The American Petroleum Institute published a new set of recommended practices Friday for testing and classifying crude oil for rail shipment and loading it into rail tank cars.
The recommend practices provide guidance on a host of issues including procedures for testing and classifying crude and criteria for determining how frequently tests should be undertaken and documented.
Clarifying classification standards can help emergency responders more effectively deal with a rail tanker accident.
The API also provided guidelines for establishing a crude oil sampling and testing program and quantity measure procedures to prevent the overfilling of tank cars.
“Proper testing, classification and handling are important when shipping any material subject to PHMSA regulations, and crude oil is no exception,” API president and CEO Jack Gerard said.
The guidelines were created in collaboration with members of the oil, gas and freight rail industries along with the U.S. Department of Transportation Pipeline and Hazardous Materials Safety Administration.
The API’s new practices comes two months after the U.S. Department of Transportation requested industry feedback on proposed new rules for the rail transposition of oil and gas products.
In July, the Department of Transportation (DOT) proposed new rules intended to make transporting flammable materials and crude by rail safer.
The rules would raise tank car standards, introduce new classification and testing programs and add operational requirements for high-hazard flammable trains.
The DOT plans to phase out older DOT 111 tank cars for shipping group I flammable liquids, including most Bakken crude, unless the cars are retrofitted to comply with the new standards.

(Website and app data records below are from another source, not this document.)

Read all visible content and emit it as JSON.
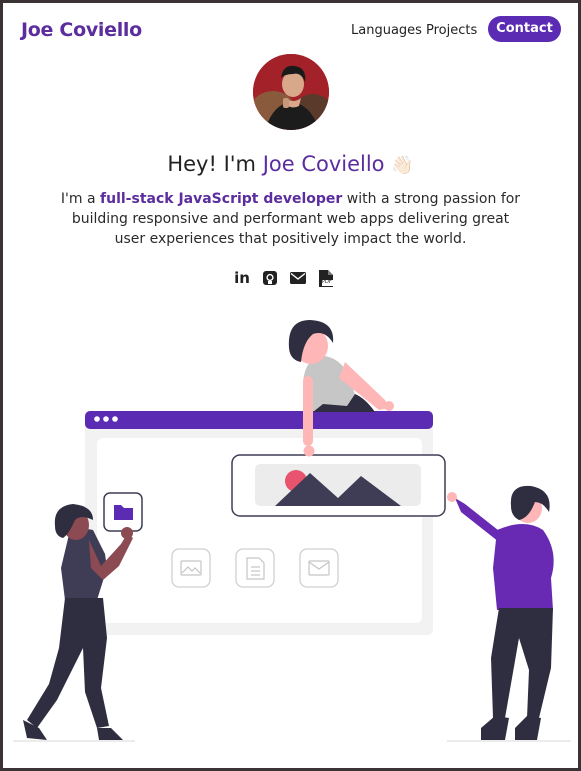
{
  "header": {
    "brand": "Joe Coviello",
    "nav": {
      "languages": "Languages",
      "projects": "Projects",
      "contact": "Contact"
    }
  },
  "hero": {
    "greeting_prefix": "Hey! I'm ",
    "greeting_name": "Joe Coviello",
    "wave_emoji": "👋🏻",
    "intro_prefix": "I'm a ",
    "intro_highlight": "full-stack JavaScript developer",
    "intro_rest": " with a strong passion for building responsive and performant web apps delivering great user experiences that positively impact the world."
  },
  "socials": [
    {
      "icon": "linkedin-icon",
      "text": "in"
    },
    {
      "icon": "github-icon"
    },
    {
      "icon": "email-icon"
    },
    {
      "icon": "resume-pdf-icon",
      "text": "PDF"
    }
  ],
  "colors": {
    "accent": "#5b2d9e",
    "button": "#5b2bb3",
    "text": "#222222",
    "illustration_dark": "#2f2e41",
    "illustration_pink": "#ffb6b6"
  }
}
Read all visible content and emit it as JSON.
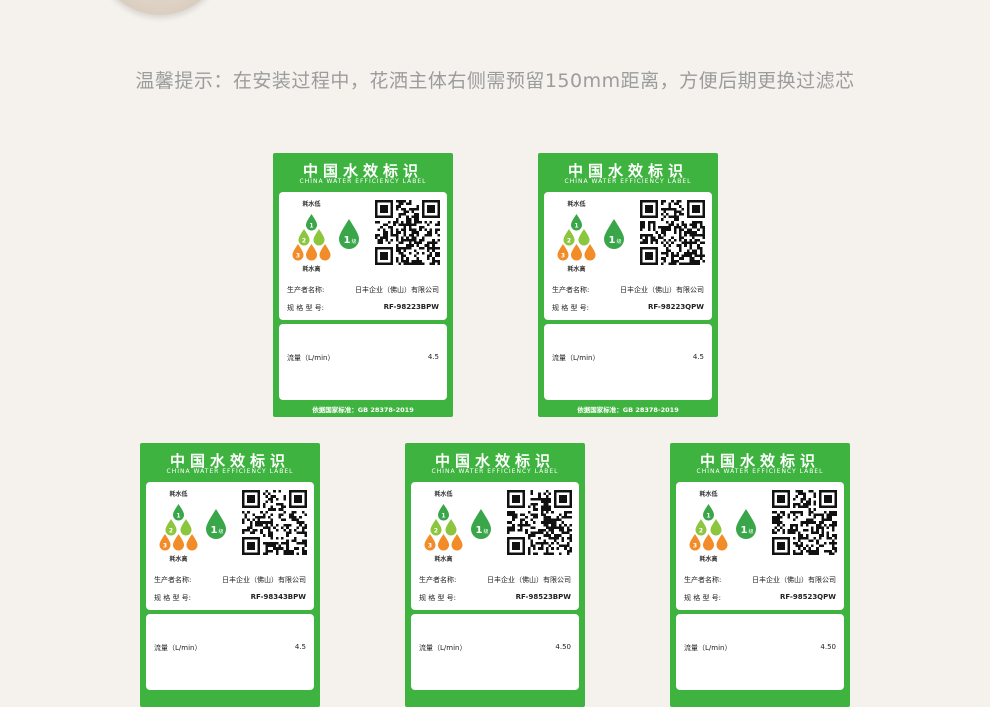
{
  "tip": "温馨提示：在安装过程中，花洒主体右侧需预留150mm距离，方便后期更换过滤芯",
  "colors": {
    "label_green": "#3fb33f",
    "grade1": "#3aa64a",
    "grade2": "#8cc63f",
    "grade3": "#f28c28"
  },
  "labels": [
    {
      "title": "中国水效标识",
      "subtitle": "CHINA WATER EFFICIENCY LABEL",
      "low": "耗水低",
      "high": "耗水高",
      "grade": "1",
      "grade_suffix": "级",
      "scale": [
        "1",
        "2",
        "3"
      ],
      "maker_label": "生产者名称:",
      "maker": "日丰企业（佛山）有限公司",
      "model_label": "规 格 型 号:",
      "model": "RF-98223BPW",
      "flow_label": "流量（L/min）",
      "flow": "4.5",
      "standard": "依据国家标准：GB 28378-2019"
    },
    {
      "title": "中国水效标识",
      "subtitle": "CHINA WATER EFFICIENCY LABEL",
      "low": "耗水低",
      "high": "耗水高",
      "grade": "1",
      "grade_suffix": "级",
      "scale": [
        "1",
        "2",
        "3"
      ],
      "maker_label": "生产者名称:",
      "maker": "日丰企业（佛山）有限公司",
      "model_label": "规 格 型 号:",
      "model": "RF-98223QPW",
      "flow_label": "流量（L/min）",
      "flow": "4.5",
      "standard": "依据国家标准：GB 28378-2019"
    },
    {
      "title": "中国水效标识",
      "subtitle": "CHINA WATER EFFICIENCY LABEL",
      "low": "耗水低",
      "high": "耗水高",
      "grade": "1",
      "grade_suffix": "级",
      "scale": [
        "1",
        "2",
        "3"
      ],
      "maker_label": "生产者名称:",
      "maker": "日丰企业（佛山）有限公司",
      "model_label": "规 格 型 号:",
      "model": "RF-98343BPW",
      "flow_label": "流量（L/min）",
      "flow": "4.5",
      "standard": ""
    },
    {
      "title": "中国水效标识",
      "subtitle": "CHINA WATER EFFICIENCY LABEL",
      "low": "耗水低",
      "high": "耗水高",
      "grade": "1",
      "grade_suffix": "级",
      "scale": [
        "1",
        "2",
        "3"
      ],
      "maker_label": "生产者名称:",
      "maker": "日丰企业（佛山）有限公司",
      "model_label": "规 格 型 号:",
      "model": "RF-98523BPW",
      "flow_label": "流量（L/min）",
      "flow": "4.50",
      "standard": ""
    },
    {
      "title": "中国水效标识",
      "subtitle": "CHINA WATER EFFICIENCY LABEL",
      "low": "耗水低",
      "high": "耗水高",
      "grade": "1",
      "grade_suffix": "级",
      "scale": [
        "1",
        "2",
        "3"
      ],
      "maker_label": "生产者名称:",
      "maker": "日丰企业（佛山）有限公司",
      "model_label": "规 格 型 号:",
      "model": "RF-98523QPW",
      "flow_label": "流量（L/min）",
      "flow": "4.50",
      "standard": ""
    }
  ]
}
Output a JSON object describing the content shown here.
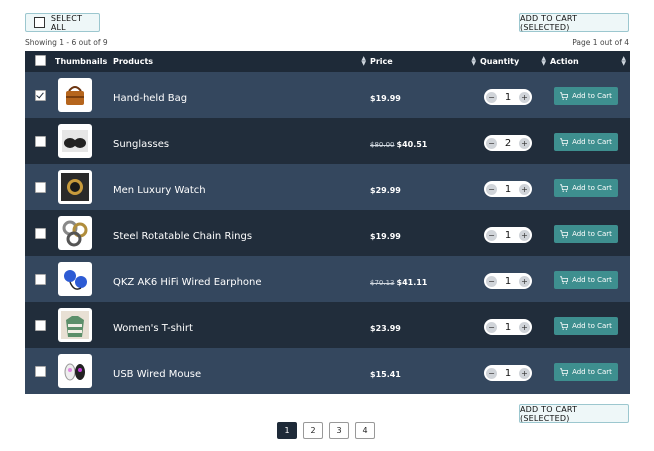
{
  "toolbar": {
    "select_all": "SELECT ALL",
    "add_to_cart_selected": "ADD TO CART (SELECTED)"
  },
  "summary": {
    "showing": "Showing 1 - 6 out of 9",
    "page_of": "Page 1 out of 4"
  },
  "table": {
    "headers": {
      "thumbnails": "Thumbnails",
      "products": "Products",
      "price": "Price",
      "quantity": "Quantity",
      "action": "Action"
    },
    "rows": [
      {
        "checked": true,
        "name": "Hand-held Bag",
        "old_price": "",
        "price": "$19.99",
        "qty": "1",
        "action": "Add to Cart"
      },
      {
        "checked": false,
        "name": "Sunglasses",
        "old_price": "$80.00",
        "price": "$40.51",
        "qty": "2",
        "action": "Add to Cart"
      },
      {
        "checked": false,
        "name": "Men Luxury Watch",
        "old_price": "",
        "price": "$29.99",
        "qty": "1",
        "action": "Add to Cart"
      },
      {
        "checked": false,
        "name": "Steel Rotatable Chain Rings",
        "old_price": "",
        "price": "$19.99",
        "qty": "1",
        "action": "Add to Cart"
      },
      {
        "checked": false,
        "name": "QKZ AK6 HiFi Wired Earphone",
        "old_price": "$70.13",
        "price": "$41.11",
        "qty": "1",
        "action": "Add to Cart"
      },
      {
        "checked": false,
        "name": "Women's T-shirt",
        "old_price": "",
        "price": "$23.99",
        "qty": "1",
        "action": "Add to Cart"
      },
      {
        "checked": false,
        "name": "USB Wired Mouse",
        "old_price": "",
        "price": "$15.41",
        "qty": "1",
        "action": "Add to Cart"
      }
    ]
  },
  "pagination": {
    "pages": [
      "1",
      "2",
      "3",
      "4"
    ],
    "current": "1"
  },
  "colors": {
    "header_bg": "#1e2a38",
    "row_odd": "#34475e",
    "row_even": "#212d3b",
    "accent": "#3e8f8f"
  }
}
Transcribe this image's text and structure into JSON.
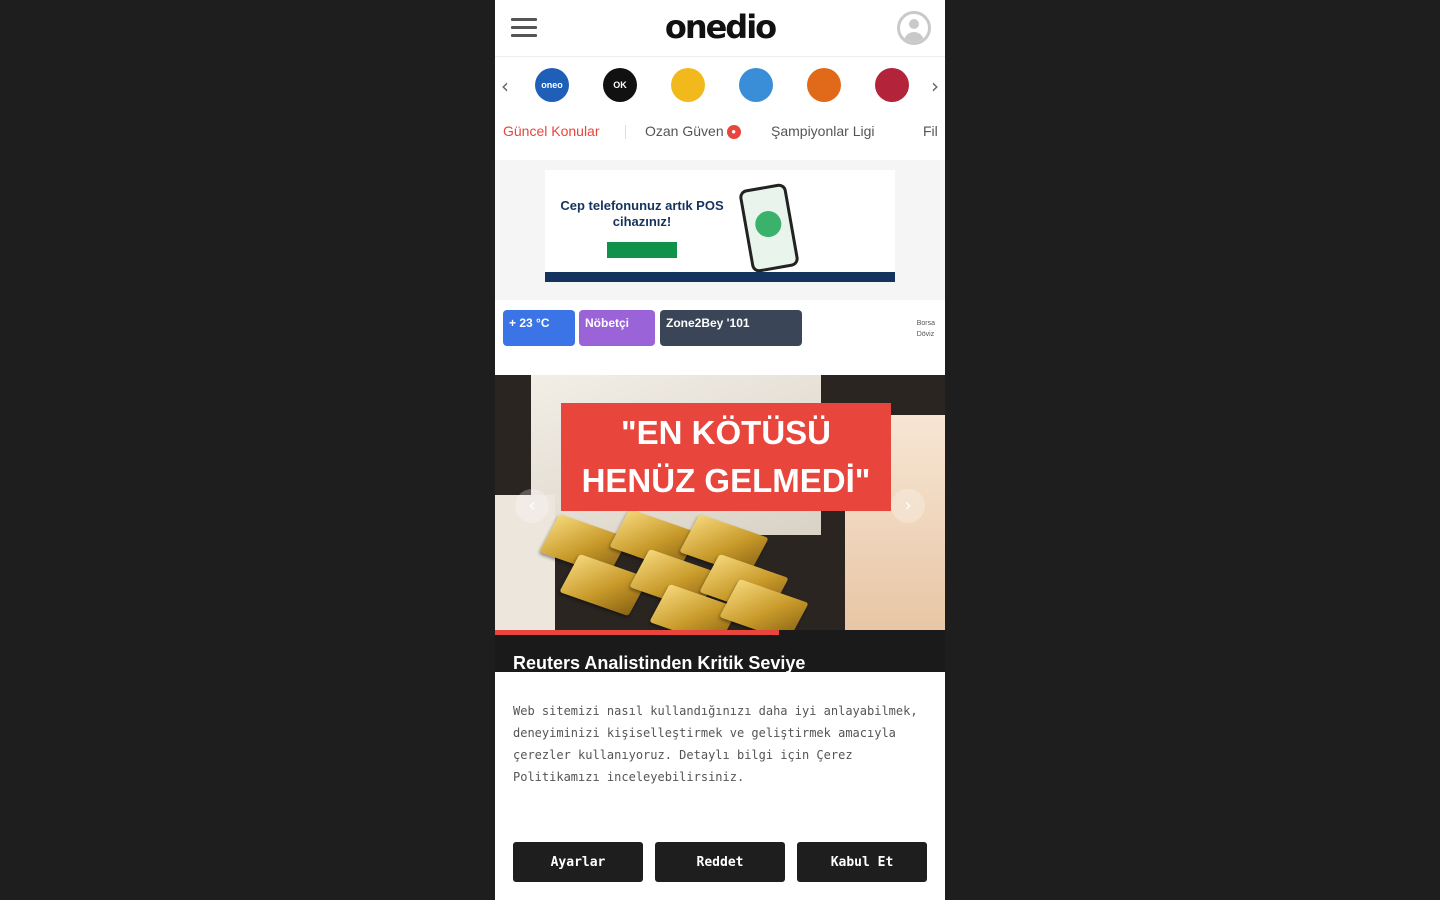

In 2013, about 415,000 rail-carloads of crude were transported in the U.S.